The unthinking bigot

By | 2013/05/23


Read through enough of my blog and you’ll likely see some contradictory posts. While sometimes I cringe at what I’ve written in the past, I tend not to delete it, even when I disagree with it, because it actively demonstrates that I’ve changed, and grown.

I have somewhat of a mental blank when it comes to math – I count on my fingers when I don’t have a calculator and use a calculator when I’ve got it. It’s more efficient that way; doing so lets me get on with things that I am good at. That’s not just now – it was at University, too. While most of my fellow computer science students were taking advanced maths, physics, engineering and chemistry electives, almost every one of my electives was taken up with philosophy.

I love computer science, and loved almost every computer science course I took at University, but I’ll maintain until I die that philosophy was a far more important subject for me to study. Without a doubt, it taught me the most important lesson I’ve ever learnt.

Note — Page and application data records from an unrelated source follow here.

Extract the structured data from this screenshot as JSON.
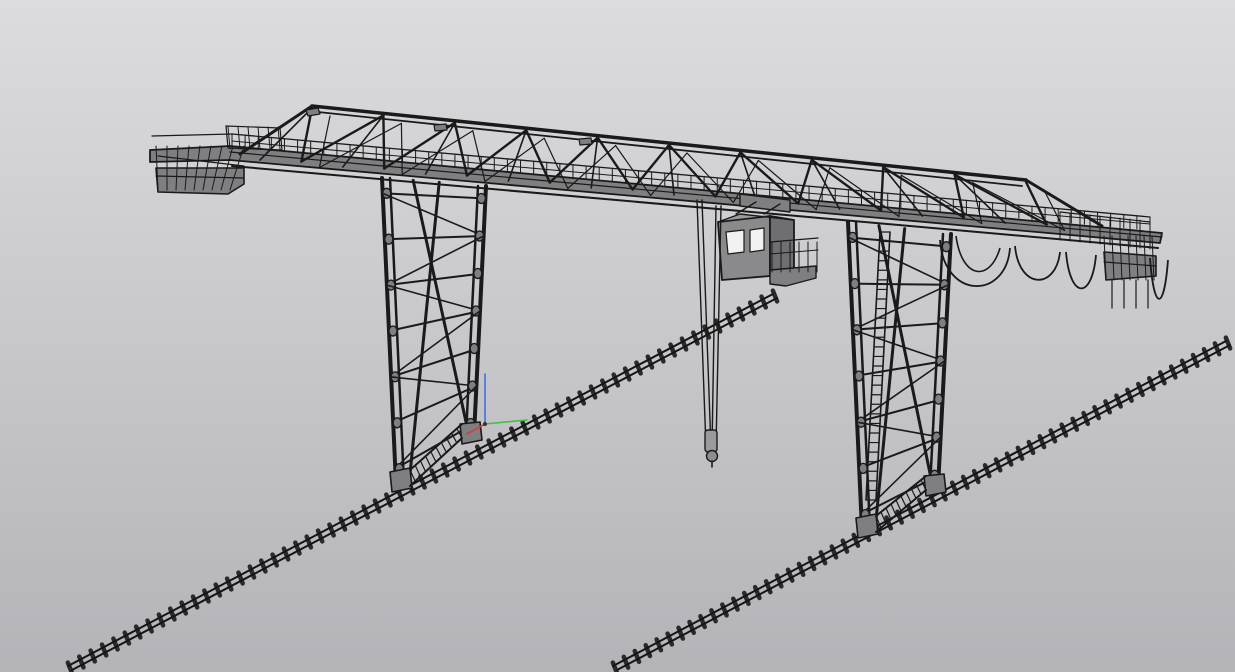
{
  "viewport": {
    "background_top": "#dcdcdf",
    "background_bottom": "#b3b3b8"
  },
  "model": {
    "line_color": "#1a1a1a",
    "fill_color": "#7f7f82",
    "cab_fill_color": "#8a8a8d"
  },
  "triad": {
    "x_axis_color": "#d04040",
    "y_axis_color": "#40c040",
    "z_axis_color": "#4070e0"
  },
  "icons": [
    "gantry-crane-model",
    "coordinate-triad-icon"
  ]
}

Philosophy taught me to think.

People often joke about philosophy courses and students, but the single biggest lesson they teach you is to not take anything for granted. Just because something has always been done a particular way, it doesn’t preclude you asking “why don’t we do it differently?” Just because you were raised thinking something doesn’t mean you have to keep thinking it. Just because you passionately believe in something now doesn’t mean you have to passionately believe in it tomorrow.

Bigotry, to me, is a perfect example of someone who is unable to think. That’s not to say a bigot is dumb (though there are certainly dumb bigots), but someone who is bigoted on a particular front demonstrates an inherent refusal to think – to self-reflect, self-moderate, and self-improve.

Within their bigotry, their actions are often contemptible, but the odd thing is, they’re also quite pitiable. A person who is unwilling to think, to improve – it seems a terribly unfortunate thing.

Religion coined the term, love the sinner, hate the sin; it’s vindictive and nasty judgemental hypocrisy in its inception, and cruel in its practice. Yet somewhere, there’s room for a more relaxed, deplore the bigotry, feel sorry for the bigot. After all, people who are unwilling to think, and grow, deserve our pity.